▶ _ASSIGNED TASK_: Give the records again, word for word.

** Opening RECORDS TO USE block **

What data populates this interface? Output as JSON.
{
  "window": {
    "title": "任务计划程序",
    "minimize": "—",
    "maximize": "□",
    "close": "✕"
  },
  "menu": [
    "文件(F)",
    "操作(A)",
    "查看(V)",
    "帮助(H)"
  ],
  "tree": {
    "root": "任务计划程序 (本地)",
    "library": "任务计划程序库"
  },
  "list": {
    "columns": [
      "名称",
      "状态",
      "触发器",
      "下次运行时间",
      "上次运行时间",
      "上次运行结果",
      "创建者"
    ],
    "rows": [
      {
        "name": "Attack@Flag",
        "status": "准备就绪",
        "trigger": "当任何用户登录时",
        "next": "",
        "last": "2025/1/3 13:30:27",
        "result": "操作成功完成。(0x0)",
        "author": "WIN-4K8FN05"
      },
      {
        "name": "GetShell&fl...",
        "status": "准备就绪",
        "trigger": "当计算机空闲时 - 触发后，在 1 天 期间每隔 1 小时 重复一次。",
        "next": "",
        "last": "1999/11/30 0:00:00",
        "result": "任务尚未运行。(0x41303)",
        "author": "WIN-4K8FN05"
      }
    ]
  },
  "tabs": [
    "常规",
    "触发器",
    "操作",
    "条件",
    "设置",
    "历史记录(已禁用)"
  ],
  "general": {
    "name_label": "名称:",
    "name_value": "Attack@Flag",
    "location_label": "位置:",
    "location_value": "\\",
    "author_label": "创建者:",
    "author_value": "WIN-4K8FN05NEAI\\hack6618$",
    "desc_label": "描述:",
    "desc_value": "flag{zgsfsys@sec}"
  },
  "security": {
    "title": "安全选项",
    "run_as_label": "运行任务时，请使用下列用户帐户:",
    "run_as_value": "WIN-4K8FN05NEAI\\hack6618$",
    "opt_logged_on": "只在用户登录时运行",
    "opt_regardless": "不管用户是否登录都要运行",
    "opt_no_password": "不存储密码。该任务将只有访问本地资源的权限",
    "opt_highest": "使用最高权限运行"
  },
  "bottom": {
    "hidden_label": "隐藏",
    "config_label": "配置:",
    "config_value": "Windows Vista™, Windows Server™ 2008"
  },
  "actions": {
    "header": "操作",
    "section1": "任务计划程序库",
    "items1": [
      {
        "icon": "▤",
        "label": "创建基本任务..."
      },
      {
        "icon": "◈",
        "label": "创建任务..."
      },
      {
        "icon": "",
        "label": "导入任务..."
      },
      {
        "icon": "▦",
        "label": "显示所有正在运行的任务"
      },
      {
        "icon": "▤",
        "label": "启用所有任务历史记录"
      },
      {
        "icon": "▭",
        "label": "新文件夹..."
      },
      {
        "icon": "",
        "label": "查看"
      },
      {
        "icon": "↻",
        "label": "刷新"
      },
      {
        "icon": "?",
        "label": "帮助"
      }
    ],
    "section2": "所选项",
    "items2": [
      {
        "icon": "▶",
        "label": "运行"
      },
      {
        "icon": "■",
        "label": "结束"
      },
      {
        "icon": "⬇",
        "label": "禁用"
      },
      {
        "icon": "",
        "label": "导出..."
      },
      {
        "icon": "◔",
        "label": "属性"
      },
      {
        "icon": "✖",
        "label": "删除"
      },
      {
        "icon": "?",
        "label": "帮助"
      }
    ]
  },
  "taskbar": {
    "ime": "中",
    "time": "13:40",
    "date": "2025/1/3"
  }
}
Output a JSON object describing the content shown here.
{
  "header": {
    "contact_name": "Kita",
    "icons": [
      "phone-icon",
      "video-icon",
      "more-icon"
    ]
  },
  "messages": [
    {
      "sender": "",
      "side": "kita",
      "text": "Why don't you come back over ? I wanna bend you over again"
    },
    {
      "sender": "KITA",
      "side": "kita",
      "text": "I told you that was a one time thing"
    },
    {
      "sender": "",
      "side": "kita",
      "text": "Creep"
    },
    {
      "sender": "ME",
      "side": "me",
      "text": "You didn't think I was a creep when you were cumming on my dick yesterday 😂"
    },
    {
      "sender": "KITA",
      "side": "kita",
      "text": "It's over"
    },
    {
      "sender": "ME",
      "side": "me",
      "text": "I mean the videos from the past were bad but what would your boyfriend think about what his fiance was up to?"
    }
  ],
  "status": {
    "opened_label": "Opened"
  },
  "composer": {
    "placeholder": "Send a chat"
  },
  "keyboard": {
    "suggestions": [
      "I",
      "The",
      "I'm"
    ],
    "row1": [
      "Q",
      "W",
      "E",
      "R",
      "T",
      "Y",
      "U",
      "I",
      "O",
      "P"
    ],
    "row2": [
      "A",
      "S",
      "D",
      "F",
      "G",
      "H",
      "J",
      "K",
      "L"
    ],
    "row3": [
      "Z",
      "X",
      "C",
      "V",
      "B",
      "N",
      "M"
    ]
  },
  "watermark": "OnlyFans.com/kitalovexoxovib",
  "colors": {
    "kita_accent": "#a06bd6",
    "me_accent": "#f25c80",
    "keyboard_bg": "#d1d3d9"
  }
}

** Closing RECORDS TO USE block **

▶ _RESPONSE_:
What data populates this interface? Output as JSON.
{
  "window": {
    "title": "任务计划程序",
    "minimize": "—",
    "maximize": "□",
    "close": "✕"
  },
  "menu": [
    "文件(F)",
    "操作(A)",
    "查看(V)",
    "帮助(H)"
  ],
  "tree": {
    "root": "任务计划程序 (本地)",
    "library": "任务计划程序库"
  },
  "list": {
    "columns": [
      "名称",
      "状态",
      "触发器",
      "下次运行时间",
      "上次运行时间",
      "上次运行结果",
      "创建者"
    ],
    "rows": [
      {
        "name": "Attack@Flag",
        "status": "准备就绪",
        "trigger": "当任何用户登录时",
        "next": "",
        "last": "2025/1/3 13:30:27",
        "result": "操作成功完成。(0x0)",
        "author": "WIN-4K8FN05"
      },
      {
        "name": "GetShell&fl...",
        "status": "准备就绪",
        "trigger": "当计算机空闲时 - 触发后，在 1 天 期间每隔 1 小时 重复一次。",
        "next": "",
        "last": "1999/11/30 0:00:00",
        "result": "任务尚未运行。(0x41303)",
        "author": "WIN-4K8FN05"
      }
    ]
  },
  "tabs": [
    "常规",
    "触发器",
    "操作",
    "条件",
    "设置",
    "历史记录(已禁用)"
  ],
  "general": {
    "name_label": "名称:",
    "name_value": "Attack@Flag",
    "location_label": "位置:",
    "location_value": "\\",
    "author_label": "创建者:",
    "author_value": "WIN-4K8FN05NEAI\\hack6618$",
    "desc_label": "描述:",
    "desc_value": "flag{zgsfsys@sec}"
  },
  "security": {
    "title": "安全选项",
    "run_as_label": "运行任务时，请使用下列用户帐户:",
    "run_as_value": "WIN-4K8FN05NEAI\\hack6618$",
    "opt_logged_on": "只在用户登录时运行",
    "opt_regardless": "不管用户是否登录都要运行",
    "opt_no_password": "不存储密码。该任务将只有访问本地资源的权限",
    "opt_highest": "使用最高权限运行"
  },
  "bottom": {
    "hidden_label": "隐藏",
    "config_label": "配置:",
    "config_value": "Windows Vista™, Windows Server™ 2008"
  },
  "actions": {
    "header": "操作",
    "section1": "任务计划程序库",
    "items1": [
      {
        "icon": "▤",
        "label": "创建基本任务..."
      },
      {
        "icon": "◈",
        "label": "创建任务..."
      },
      {
        "icon": "",
        "label": "导入任务..."
      },
      {
        "icon": "▦",
        "label": "显示所有正在运行的任务"
      },
      {
        "icon": "▤",
        "label": "启用所有任务历史记录"
      },
      {
        "icon": "▭",
        "label": "新文件夹..."
      },
      {
        "icon": "",
        "label": "查看"
      },
      {
        "icon": "↻",
        "label": "刷新"
      },
      {
        "icon": "?",
        "label": "帮助"
      }
    ],
    "section2": "所选项",
    "items2": [
      {
        "icon": "▶",
        "label": "运行"
      },
      {
        "icon": "■",
        "label": "结束"
      },
      {
        "icon": "⬇",
        "label": "禁用"
      },
      {
        "icon": "",
        "label": "导出..."
      },
      {
        "icon": "◔",
        "label": "属性"
      },
      {
        "icon": "✖",
        "label": "删除"
      },
      {
        "icon": "?",
        "label": "帮助"
      }
    ]
  },
  "taskbar": {
    "ime": "中",
    "time": "13:40",
    "date": "2025/1/3"
  }
}
Output a JSON object describing the content shown here.
{
  "header": {
    "contact_name": "Kita",
    "icons": [
      "phone-icon",
      "video-icon",
      "more-icon"
    ]
  },
  "messages": [
    {
      "sender": "",
      "side": "kita",
      "text": "Why don't you come back over ? I wanna bend you over again"
    },
    {
      "sender": "KITA",
      "side": "kita",
      "text": "I told you that was a one time thing"
    },
    {
      "sender": "",
      "side": "kita",
      "text": "Creep"
    },
    {
      "sender": "ME",
      "side": "me",
      "text": "You didn't think I was a creep when you were cumming on my dick yesterday 😂"
    },
    {
      "sender": "KITA",
      "side": "kita",
      "text": "It's over"
    },
    {
      "sender": "ME",
      "side": "me",
      "text": "I mean the videos from the past were bad but what would your boyfriend think about what his fiance was up to?"
    }
  ],
  "status": {
    "opened_label": "Opened"
  },
  "composer": {
    "placeholder": "Send a chat"
  },
  "keyboard": {
    "suggestions": [
      "I",
      "The",
      "I'm"
    ],
    "row1": [
      "Q",
      "W",
      "E",
      "R",
      "T",
      "Y",
      "U",
      "I",
      "O",
      "P"
    ],
    "row2": [
      "A",
      "S",
      "D",
      "F",
      "G",
      "H",
      "J",
      "K",
      "L"
    ],
    "row3": [
      "Z",
      "X",
      "C",
      "V",
      "B",
      "N",
      "M"
    ]
  },
  "watermark": "OnlyFans.com/kitalovexoxovib",
  "colors": {
    "kita_accent": "#a06bd6",
    "me_accent": "#f25c80",
    "keyboard_bg": "#d1d3d9"
  }
}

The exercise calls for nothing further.